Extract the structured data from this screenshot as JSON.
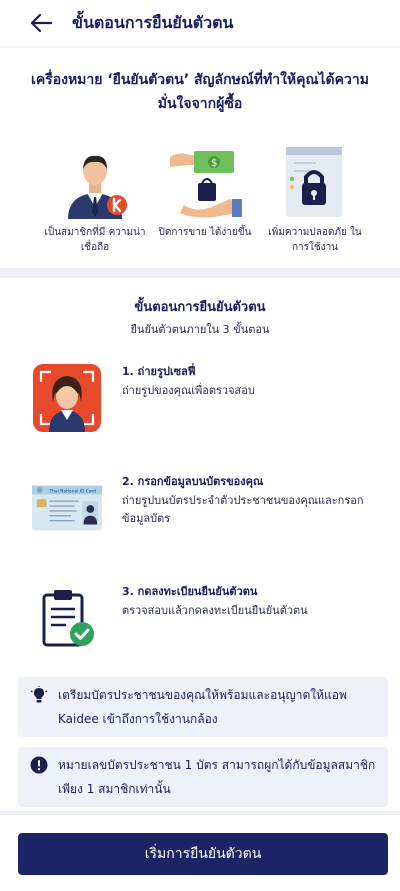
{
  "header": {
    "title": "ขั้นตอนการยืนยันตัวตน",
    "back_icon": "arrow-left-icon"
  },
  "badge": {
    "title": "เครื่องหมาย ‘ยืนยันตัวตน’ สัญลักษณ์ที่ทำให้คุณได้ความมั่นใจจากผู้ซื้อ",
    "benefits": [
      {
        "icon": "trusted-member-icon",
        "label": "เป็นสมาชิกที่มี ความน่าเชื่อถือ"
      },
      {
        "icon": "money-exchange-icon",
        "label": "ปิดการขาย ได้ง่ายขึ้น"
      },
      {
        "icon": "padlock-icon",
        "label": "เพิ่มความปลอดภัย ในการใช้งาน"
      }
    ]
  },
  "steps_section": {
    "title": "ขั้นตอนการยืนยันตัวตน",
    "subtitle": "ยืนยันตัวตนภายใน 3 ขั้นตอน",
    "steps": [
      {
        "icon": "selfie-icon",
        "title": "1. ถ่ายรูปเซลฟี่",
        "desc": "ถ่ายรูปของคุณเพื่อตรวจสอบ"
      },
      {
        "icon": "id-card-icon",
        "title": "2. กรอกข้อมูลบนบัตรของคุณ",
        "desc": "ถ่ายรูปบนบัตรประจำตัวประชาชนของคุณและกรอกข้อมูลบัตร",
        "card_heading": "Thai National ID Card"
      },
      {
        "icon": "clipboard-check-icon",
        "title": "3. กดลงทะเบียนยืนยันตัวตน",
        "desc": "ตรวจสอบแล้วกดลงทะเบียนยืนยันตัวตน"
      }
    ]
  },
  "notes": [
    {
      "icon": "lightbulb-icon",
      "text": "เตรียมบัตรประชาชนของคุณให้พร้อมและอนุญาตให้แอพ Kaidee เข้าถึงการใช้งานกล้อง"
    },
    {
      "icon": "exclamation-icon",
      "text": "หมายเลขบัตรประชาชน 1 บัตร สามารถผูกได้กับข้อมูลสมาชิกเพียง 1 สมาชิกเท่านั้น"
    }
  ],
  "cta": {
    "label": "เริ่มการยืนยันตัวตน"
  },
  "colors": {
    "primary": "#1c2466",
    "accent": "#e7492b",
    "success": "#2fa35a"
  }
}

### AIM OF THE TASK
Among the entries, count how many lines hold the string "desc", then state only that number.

### SOLVED EXERCISE
3